Aim of the exercise: Return every line from the records below with the string "JSON".

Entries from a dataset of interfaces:
§
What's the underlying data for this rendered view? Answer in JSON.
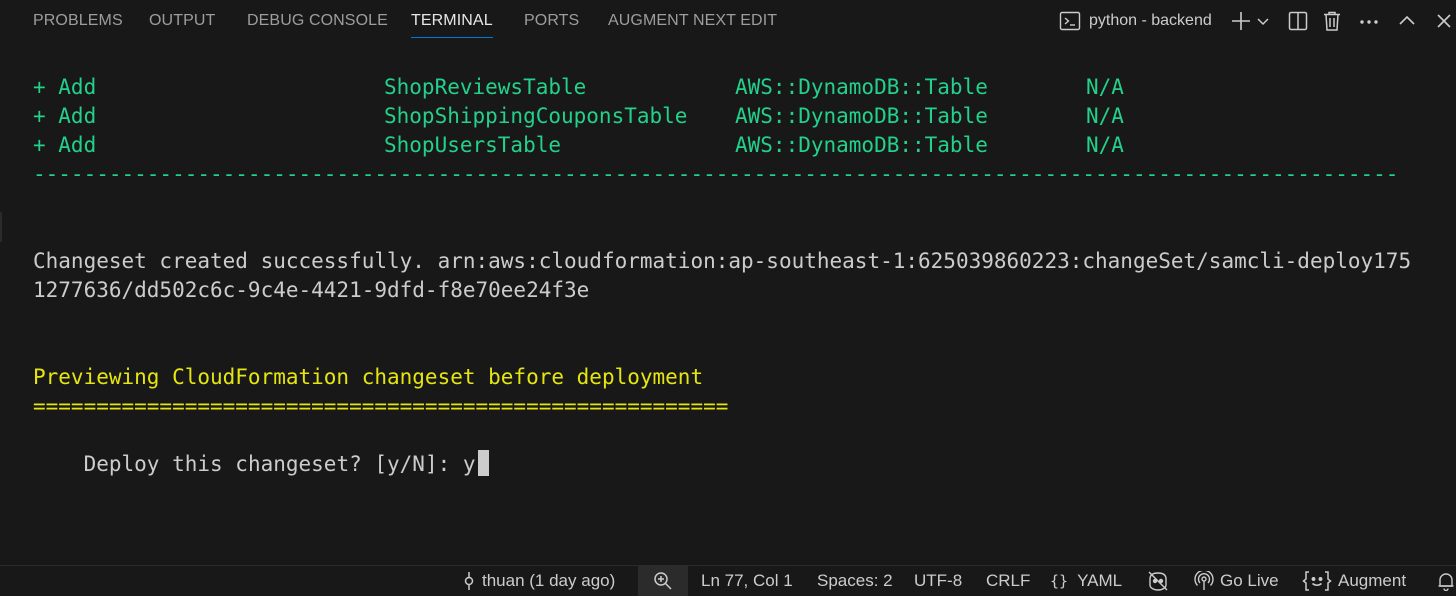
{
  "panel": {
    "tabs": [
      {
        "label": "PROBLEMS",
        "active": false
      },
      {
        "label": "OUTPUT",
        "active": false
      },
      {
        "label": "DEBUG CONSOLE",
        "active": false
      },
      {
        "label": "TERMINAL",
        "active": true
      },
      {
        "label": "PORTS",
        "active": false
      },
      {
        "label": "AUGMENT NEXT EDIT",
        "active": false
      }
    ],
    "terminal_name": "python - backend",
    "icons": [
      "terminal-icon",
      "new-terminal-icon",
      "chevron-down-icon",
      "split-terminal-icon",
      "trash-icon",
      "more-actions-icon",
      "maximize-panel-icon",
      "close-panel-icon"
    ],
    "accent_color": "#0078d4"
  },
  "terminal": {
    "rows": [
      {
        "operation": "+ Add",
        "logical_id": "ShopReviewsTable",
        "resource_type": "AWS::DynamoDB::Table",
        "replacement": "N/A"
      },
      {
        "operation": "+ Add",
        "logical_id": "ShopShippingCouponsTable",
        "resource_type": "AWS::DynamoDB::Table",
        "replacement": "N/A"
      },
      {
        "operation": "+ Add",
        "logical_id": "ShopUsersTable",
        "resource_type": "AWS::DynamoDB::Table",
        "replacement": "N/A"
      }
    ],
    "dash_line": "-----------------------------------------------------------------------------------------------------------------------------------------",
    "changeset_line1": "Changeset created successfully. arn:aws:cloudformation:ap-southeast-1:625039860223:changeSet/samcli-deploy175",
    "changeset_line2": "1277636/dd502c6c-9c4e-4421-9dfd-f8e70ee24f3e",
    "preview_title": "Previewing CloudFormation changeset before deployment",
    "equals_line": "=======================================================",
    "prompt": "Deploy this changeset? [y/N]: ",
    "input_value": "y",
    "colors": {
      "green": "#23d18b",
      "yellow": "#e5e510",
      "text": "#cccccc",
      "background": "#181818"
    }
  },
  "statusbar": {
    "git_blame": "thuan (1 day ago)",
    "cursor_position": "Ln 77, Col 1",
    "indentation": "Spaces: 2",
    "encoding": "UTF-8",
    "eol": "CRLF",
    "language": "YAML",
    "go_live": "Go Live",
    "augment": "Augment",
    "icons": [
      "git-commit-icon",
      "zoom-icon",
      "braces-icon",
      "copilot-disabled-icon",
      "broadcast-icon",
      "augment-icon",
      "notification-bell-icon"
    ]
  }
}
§
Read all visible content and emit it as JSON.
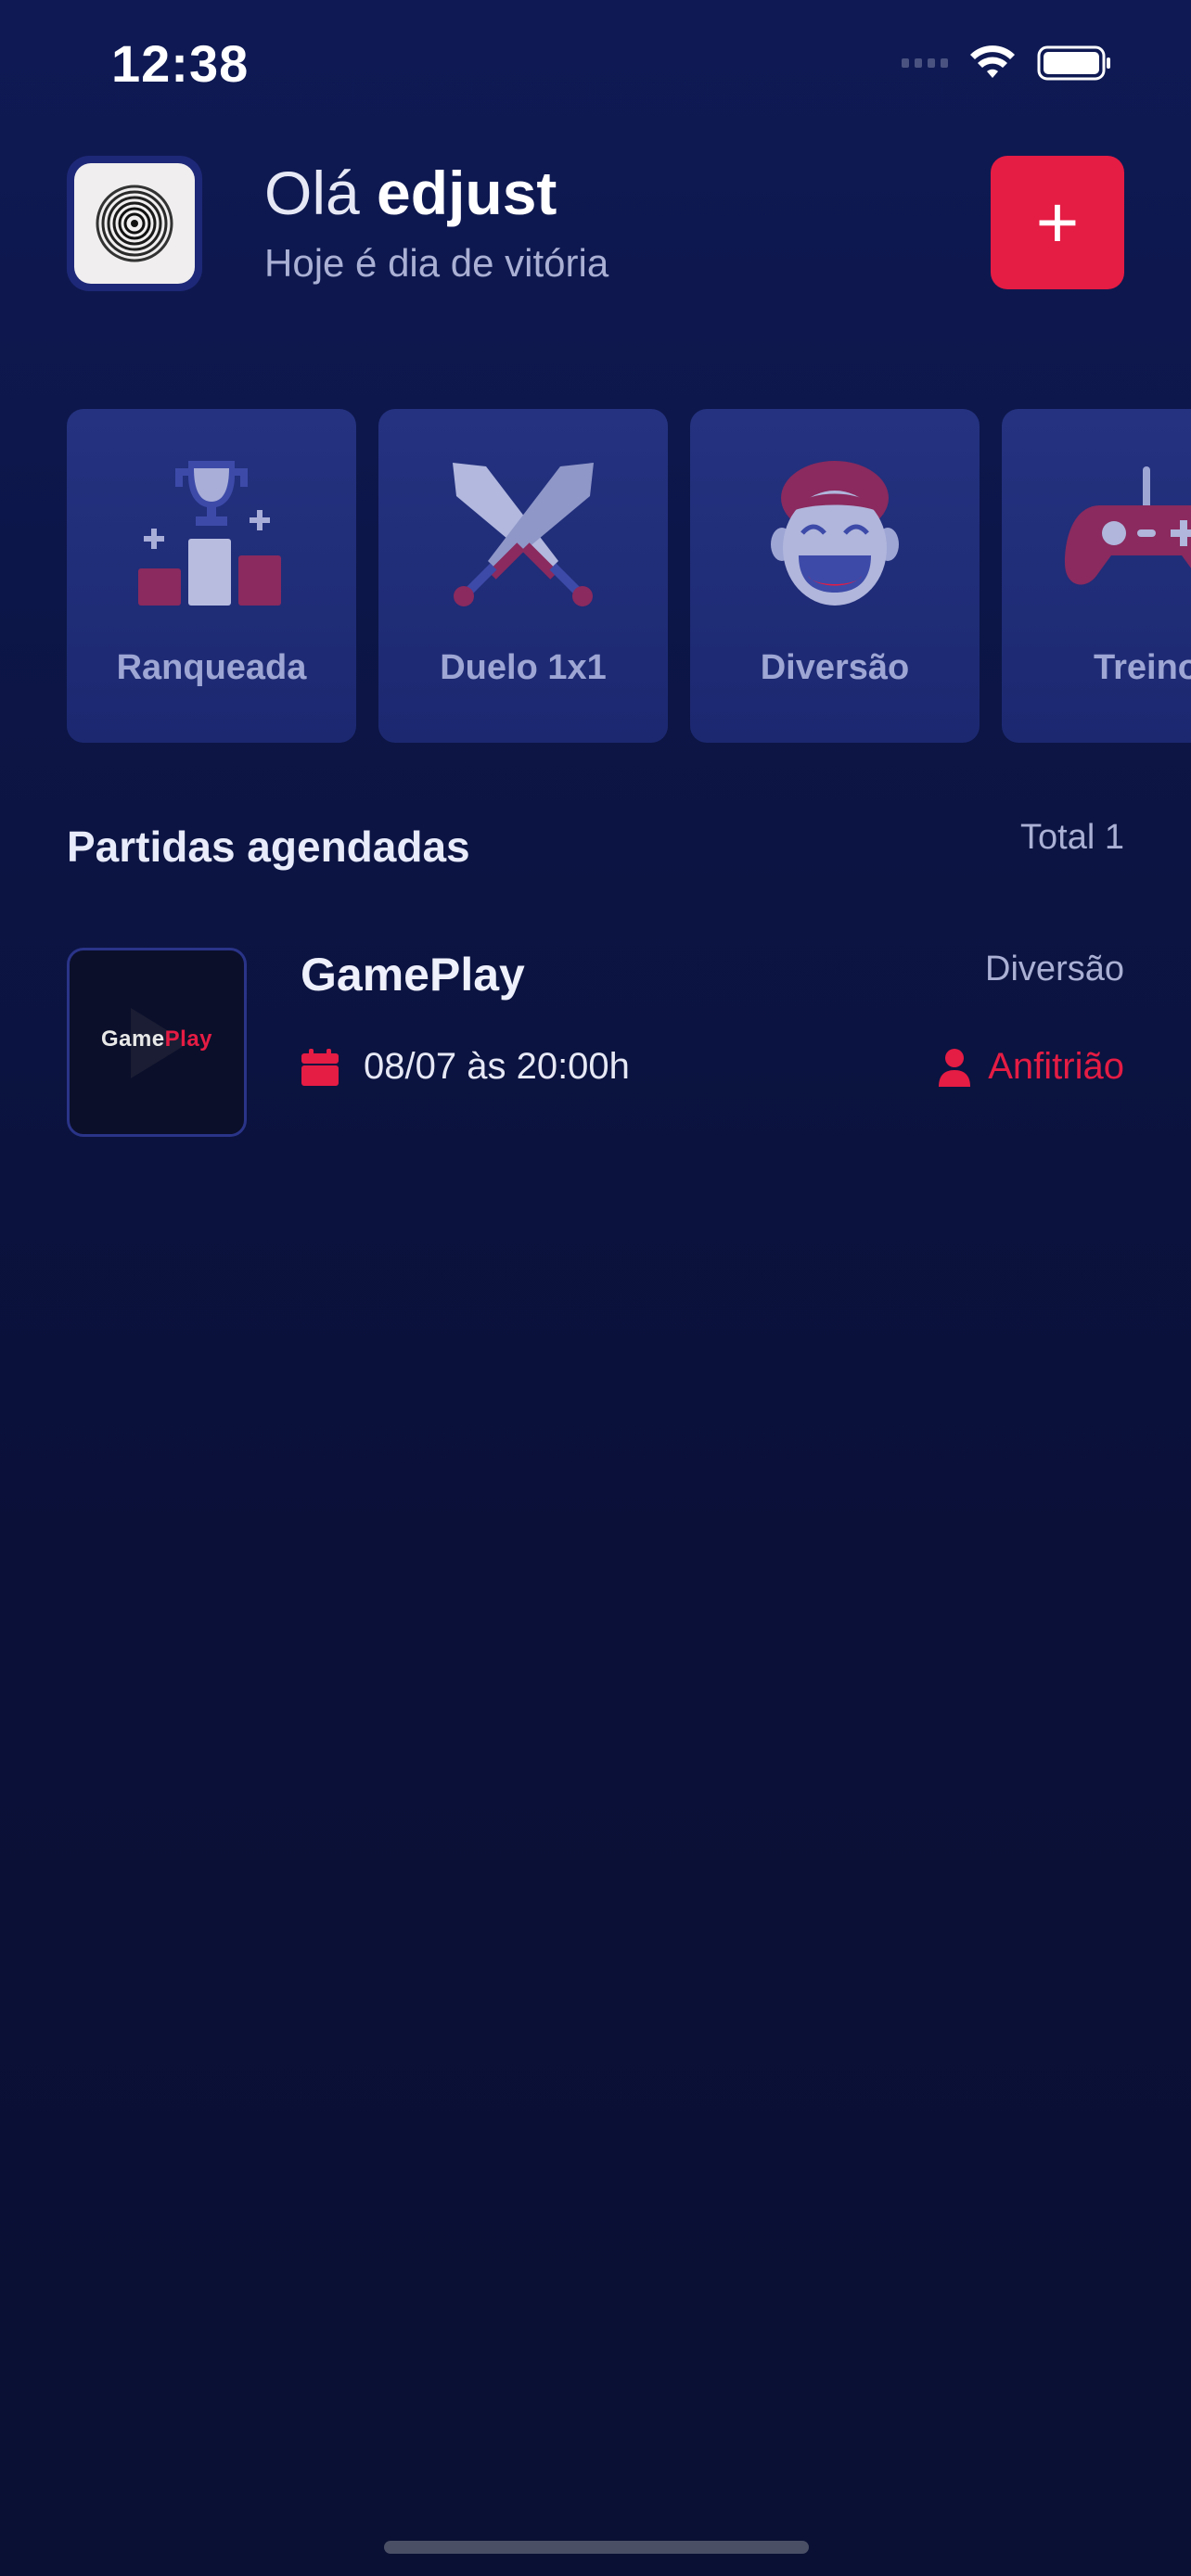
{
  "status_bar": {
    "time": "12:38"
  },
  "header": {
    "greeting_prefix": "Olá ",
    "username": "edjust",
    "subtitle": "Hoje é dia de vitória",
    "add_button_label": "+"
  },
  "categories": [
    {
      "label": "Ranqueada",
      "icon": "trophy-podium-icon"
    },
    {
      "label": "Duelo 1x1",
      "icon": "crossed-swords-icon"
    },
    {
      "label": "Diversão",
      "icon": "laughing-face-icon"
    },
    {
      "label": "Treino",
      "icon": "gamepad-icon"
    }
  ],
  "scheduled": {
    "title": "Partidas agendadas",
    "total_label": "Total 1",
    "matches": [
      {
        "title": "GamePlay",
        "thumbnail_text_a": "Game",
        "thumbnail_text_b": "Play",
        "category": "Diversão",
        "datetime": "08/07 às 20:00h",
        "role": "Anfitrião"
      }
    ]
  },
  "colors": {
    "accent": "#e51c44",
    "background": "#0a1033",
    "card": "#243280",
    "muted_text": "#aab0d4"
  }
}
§
Exercise answer:
What's the underlying data for this rendered view? Answer in JSON.
Read all visible content and emit it as JSON.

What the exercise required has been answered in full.